» **Task item**: Return each line of the listing exactly as written.

START Data extract

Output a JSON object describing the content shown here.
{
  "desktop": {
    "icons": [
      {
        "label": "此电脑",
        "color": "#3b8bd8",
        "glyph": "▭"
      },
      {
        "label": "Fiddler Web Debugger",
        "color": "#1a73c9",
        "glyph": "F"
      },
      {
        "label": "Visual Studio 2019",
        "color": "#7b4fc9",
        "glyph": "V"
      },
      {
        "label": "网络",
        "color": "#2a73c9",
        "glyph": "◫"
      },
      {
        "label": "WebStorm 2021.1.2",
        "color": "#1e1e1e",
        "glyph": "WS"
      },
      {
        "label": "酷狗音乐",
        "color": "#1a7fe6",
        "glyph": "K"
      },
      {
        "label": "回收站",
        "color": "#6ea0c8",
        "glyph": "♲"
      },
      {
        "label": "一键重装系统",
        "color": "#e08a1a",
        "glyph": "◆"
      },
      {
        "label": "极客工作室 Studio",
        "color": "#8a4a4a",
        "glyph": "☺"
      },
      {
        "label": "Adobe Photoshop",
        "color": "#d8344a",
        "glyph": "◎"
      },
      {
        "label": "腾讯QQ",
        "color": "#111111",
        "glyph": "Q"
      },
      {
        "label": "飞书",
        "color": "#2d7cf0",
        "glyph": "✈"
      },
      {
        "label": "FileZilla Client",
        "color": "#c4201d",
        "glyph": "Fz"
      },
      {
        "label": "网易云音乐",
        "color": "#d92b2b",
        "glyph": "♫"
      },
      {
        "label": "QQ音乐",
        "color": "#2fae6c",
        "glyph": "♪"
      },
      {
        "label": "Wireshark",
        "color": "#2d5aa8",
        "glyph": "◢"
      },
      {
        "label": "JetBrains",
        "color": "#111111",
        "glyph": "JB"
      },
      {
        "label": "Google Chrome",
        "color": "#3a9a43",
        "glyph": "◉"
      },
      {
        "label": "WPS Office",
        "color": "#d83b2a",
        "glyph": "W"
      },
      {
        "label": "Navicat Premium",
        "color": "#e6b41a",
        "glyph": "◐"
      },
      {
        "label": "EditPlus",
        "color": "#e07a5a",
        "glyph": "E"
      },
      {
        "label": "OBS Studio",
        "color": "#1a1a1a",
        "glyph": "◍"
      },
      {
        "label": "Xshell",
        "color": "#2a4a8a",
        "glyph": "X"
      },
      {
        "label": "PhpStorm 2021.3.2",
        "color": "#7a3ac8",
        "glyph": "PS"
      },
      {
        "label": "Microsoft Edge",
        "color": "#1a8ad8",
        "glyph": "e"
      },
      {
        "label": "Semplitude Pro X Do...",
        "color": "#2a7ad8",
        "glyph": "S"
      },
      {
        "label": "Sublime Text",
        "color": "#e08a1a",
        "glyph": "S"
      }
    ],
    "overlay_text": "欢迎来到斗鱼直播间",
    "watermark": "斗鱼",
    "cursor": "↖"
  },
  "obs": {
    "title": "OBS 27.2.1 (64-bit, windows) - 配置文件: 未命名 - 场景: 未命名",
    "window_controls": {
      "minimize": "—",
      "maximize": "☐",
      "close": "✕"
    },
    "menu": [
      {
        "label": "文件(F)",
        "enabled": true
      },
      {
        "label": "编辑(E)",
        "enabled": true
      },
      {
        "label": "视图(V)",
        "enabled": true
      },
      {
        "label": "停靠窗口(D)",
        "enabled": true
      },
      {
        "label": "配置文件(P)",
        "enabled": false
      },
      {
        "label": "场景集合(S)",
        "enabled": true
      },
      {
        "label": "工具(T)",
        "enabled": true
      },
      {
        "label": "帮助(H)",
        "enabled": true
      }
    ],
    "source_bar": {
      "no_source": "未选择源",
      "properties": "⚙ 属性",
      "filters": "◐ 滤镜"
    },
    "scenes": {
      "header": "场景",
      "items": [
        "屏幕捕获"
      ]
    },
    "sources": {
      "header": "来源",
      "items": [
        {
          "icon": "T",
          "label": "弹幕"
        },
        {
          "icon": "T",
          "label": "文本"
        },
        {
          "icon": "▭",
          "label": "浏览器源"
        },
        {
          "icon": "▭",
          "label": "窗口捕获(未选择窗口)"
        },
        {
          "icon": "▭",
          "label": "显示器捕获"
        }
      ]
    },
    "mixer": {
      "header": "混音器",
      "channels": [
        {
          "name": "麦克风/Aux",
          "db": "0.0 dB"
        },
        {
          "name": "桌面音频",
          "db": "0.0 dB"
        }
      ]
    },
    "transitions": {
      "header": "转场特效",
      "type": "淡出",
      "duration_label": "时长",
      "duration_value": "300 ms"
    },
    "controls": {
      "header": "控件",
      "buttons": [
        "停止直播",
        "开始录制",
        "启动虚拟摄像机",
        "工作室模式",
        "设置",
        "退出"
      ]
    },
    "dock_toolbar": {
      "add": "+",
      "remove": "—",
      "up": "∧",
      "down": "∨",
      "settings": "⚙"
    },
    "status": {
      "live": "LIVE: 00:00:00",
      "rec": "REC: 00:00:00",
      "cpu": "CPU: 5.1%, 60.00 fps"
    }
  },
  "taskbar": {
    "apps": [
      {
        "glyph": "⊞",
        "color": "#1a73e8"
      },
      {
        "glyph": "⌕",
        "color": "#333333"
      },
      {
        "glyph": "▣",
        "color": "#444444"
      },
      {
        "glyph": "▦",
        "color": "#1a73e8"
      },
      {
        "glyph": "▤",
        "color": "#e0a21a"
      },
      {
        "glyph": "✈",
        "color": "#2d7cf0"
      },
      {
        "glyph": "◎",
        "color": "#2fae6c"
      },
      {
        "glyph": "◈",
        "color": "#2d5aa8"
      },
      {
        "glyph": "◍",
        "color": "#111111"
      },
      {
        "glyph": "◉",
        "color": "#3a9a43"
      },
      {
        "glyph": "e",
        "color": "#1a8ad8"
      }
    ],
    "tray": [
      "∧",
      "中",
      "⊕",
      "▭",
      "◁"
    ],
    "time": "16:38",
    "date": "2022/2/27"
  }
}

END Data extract

» **Solution to this task**:
Output a JSON object describing the content shown here.
{
  "desktop": {
    "icons": [
      {
        "label": "此电脑",
        "color": "#3b8bd8",
        "glyph": "▭"
      },
      {
        "label": "Fiddler Web Debugger",
        "color": "#1a73c9",
        "glyph": "F"
      },
      {
        "label": "Visual Studio 2019",
        "color": "#7b4fc9",
        "glyph": "V"
      },
      {
        "label": "网络",
        "color": "#2a73c9",
        "glyph": "◫"
      },
      {
        "label": "WebStorm 2021.1.2",
        "color": "#1e1e1e",
        "glyph": "WS"
      },
      {
        "label": "酷狗音乐",
        "color": "#1a7fe6",
        "glyph": "K"
      },
      {
        "label": "回收站",
        "color": "#6ea0c8",
        "glyph": "♲"
      },
      {
        "label": "一键重装系统",
        "color": "#e08a1a",
        "glyph": "◆"
      },
      {
        "label": "极客工作室 Studio",
        "color": "#8a4a4a",
        "glyph": "☺"
      },
      {
        "label": "Adobe Photoshop",
        "color": "#d8344a",
        "glyph": "◎"
      },
      {
        "label": "腾讯QQ",
        "color": "#111111",
        "glyph": "Q"
      },
      {
        "label": "飞书",
        "color": "#2d7cf0",
        "glyph": "✈"
      },
      {
        "label": "FileZilla Client",
        "color": "#c4201d",
        "glyph": "Fz"
      },
      {
        "label": "网易云音乐",
        "color": "#d92b2b",
        "glyph": "♫"
      },
      {
        "label": "QQ音乐",
        "color": "#2fae6c",
        "glyph": "♪"
      },
      {
        "label": "Wireshark",
        "color": "#2d5aa8",
        "glyph": "◢"
      },
      {
        "label": "JetBrains",
        "color": "#111111",
        "glyph": "JB"
      },
      {
        "label": "Google Chrome",
        "color": "#3a9a43",
        "glyph": "◉"
      },
      {
        "label": "WPS Office",
        "color": "#d83b2a",
        "glyph": "W"
      },
      {
        "label": "Navicat Premium",
        "color": "#e6b41a",
        "glyph": "◐"
      },
      {
        "label": "EditPlus",
        "color": "#e07a5a",
        "glyph": "E"
      },
      {
        "label": "OBS Studio",
        "color": "#1a1a1a",
        "glyph": "◍"
      },
      {
        "label": "Xshell",
        "color": "#2a4a8a",
        "glyph": "X"
      },
      {
        "label": "PhpStorm 2021.3.2",
        "color": "#7a3ac8",
        "glyph": "PS"
      },
      {
        "label": "Microsoft Edge",
        "color": "#1a8ad8",
        "glyph": "e"
      },
      {
        "label": "Semplitude Pro X Do...",
        "color": "#2a7ad8",
        "glyph": "S"
      },
      {
        "label": "Sublime Text",
        "color": "#e08a1a",
        "glyph": "S"
      }
    ],
    "overlay_text": "欢迎来到斗鱼直播间",
    "watermark": "斗鱼",
    "cursor": "↖"
  },
  "obs": {
    "title": "OBS 27.2.1 (64-bit, windows) - 配置文件: 未命名 - 场景: 未命名",
    "window_controls": {
      "minimize": "—",
      "maximize": "☐",
      "close": "✕"
    },
    "menu": [
      {
        "label": "文件(F)",
        "enabled": true
      },
      {
        "label": "编辑(E)",
        "enabled": true
      },
      {
        "label": "视图(V)",
        "enabled": true
      },
      {
        "label": "停靠窗口(D)",
        "enabled": true
      },
      {
        "label": "配置文件(P)",
        "enabled": false
      },
      {
        "label": "场景集合(S)",
        "enabled": true
      },
      {
        "label": "工具(T)",
        "enabled": true
      },
      {
        "label": "帮助(H)",
        "enabled": true
      }
    ],
    "source_bar": {
      "no_source": "未选择源",
      "properties": "⚙ 属性",
      "filters": "◐ 滤镜"
    },
    "scenes": {
      "header": "场景",
      "items": [
        "屏幕捕获"
      ]
    },
    "sources": {
      "header": "来源",
      "items": [
        {
          "icon": "T",
          "label": "弹幕"
        },
        {
          "icon": "T",
          "label": "文本"
        },
        {
          "icon": "▭",
          "label": "浏览器源"
        },
        {
          "icon": "▭",
          "label": "窗口捕获(未选择窗口)"
        },
        {
          "icon": "▭",
          "label": "显示器捕获"
        }
      ]
    },
    "mixer": {
      "header": "混音器",
      "channels": [
        {
          "name": "麦克风/Aux",
          "db": "0.0 dB"
        },
        {
          "name": "桌面音频",
          "db": "0.0 dB"
        }
      ]
    },
    "transitions": {
      "header": "转场特效",
      "type": "淡出",
      "duration_label": "时长",
      "duration_value": "300 ms"
    },
    "controls": {
      "header": "控件",
      "buttons": [
        "停止直播",
        "开始录制",
        "启动虚拟摄像机",
        "工作室模式",
        "设置",
        "退出"
      ]
    },
    "dock_toolbar": {
      "add": "+",
      "remove": "—",
      "up": "∧",
      "down": "∨",
      "settings": "⚙"
    },
    "status": {
      "live": "LIVE: 00:00:00",
      "rec": "REC: 00:00:00",
      "cpu": "CPU: 5.1%, 60.00 fps"
    }
  },
  "taskbar": {
    "apps": [
      {
        "glyph": "⊞",
        "color": "#1a73e8"
      },
      {
        "glyph": "⌕",
        "color": "#333333"
      },
      {
        "glyph": "▣",
        "color": "#444444"
      },
      {
        "glyph": "▦",
        "color": "#1a73e8"
      },
      {
        "glyph": "▤",
        "color": "#e0a21a"
      },
      {
        "glyph": "✈",
        "color": "#2d7cf0"
      },
      {
        "glyph": "◎",
        "color": "#2fae6c"
      },
      {
        "glyph": "◈",
        "color": "#2d5aa8"
      },
      {
        "glyph": "◍",
        "color": "#111111"
      },
      {
        "glyph": "◉",
        "color": "#3a9a43"
      },
      {
        "glyph": "e",
        "color": "#1a8ad8"
      }
    ],
    "tray": [
      "∧",
      "中",
      "⊕",
      "▭",
      "◁"
    ],
    "time": "16:38",
    "date": "2022/2/27"
  }
}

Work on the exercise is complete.